The new Google search publishing feature that's been enabling US presidential candidates to post instantaneously to relevant search results will soon be available to businesses and celebrities.
For the past few weeks the feature has been available to US presidential candidates, allowing them to communicate in real time with the public through posts that appear in Google Search.
The posts appear on Search in the style of Google Now cards and allow campaigners to publish long-form text, images, and video under an approved account.
Candidates, such as Hillary Clinton and Donald Trump, get a badge with a blue tick over their image, and a menu of issues they're campaigning for. The expandable menu sits above a listing of candidate's profiles on Twitter, Facebook, Instagram, and YouTube.
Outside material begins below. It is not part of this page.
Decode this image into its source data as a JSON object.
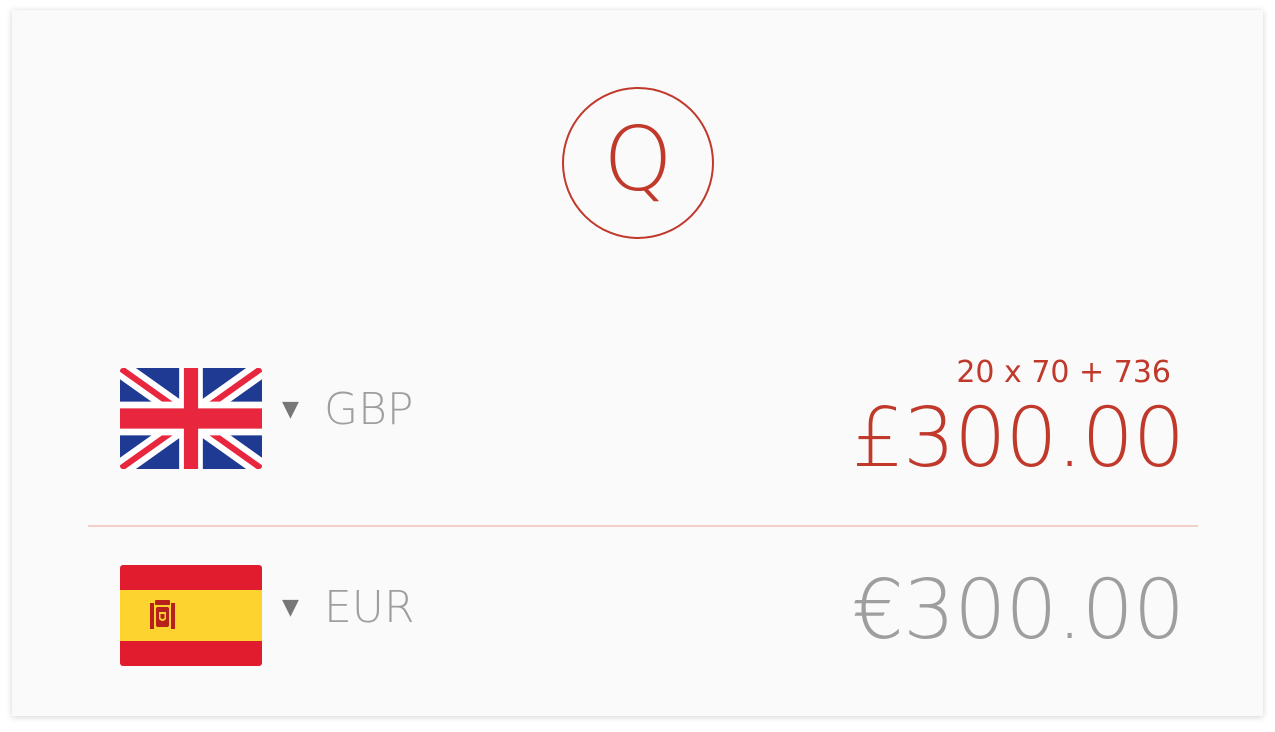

At google.com/Posts, Google says the feature will soon be available to other "other prominent figures and organizations" but the company has already been trialling the feature with some businesses.
"Creating content is fast and simple, and once published, posts will appear instantly in search results related to the candidate. Each post can also be shared on popular social networks, amplifying the message even further," Google explains.
As he noted, a key difference with Google+ is that profiles wouldn't appear in search results whereas these experimental posts do gain a prominent placing.
Also, unlike Google+, which encourages sharing inside the network, the new feature offers an option to share posts on Twitter, Facebook, Google+, or email. At present, there's no way for users to comment on posts or follow a particular account, leaving search as the main window to accounts.
Google confirmed to The Verge that it is trialling the new publishing feature but denied that it is called Google Posts.
Google describes the feature as an "experimental new podium" on Google for users to hear in real time from candidates when they're searching for them.
"In the future, we plan to make it available to other prominent figures and organizations. If you're interested, please join the waitlist," it notes.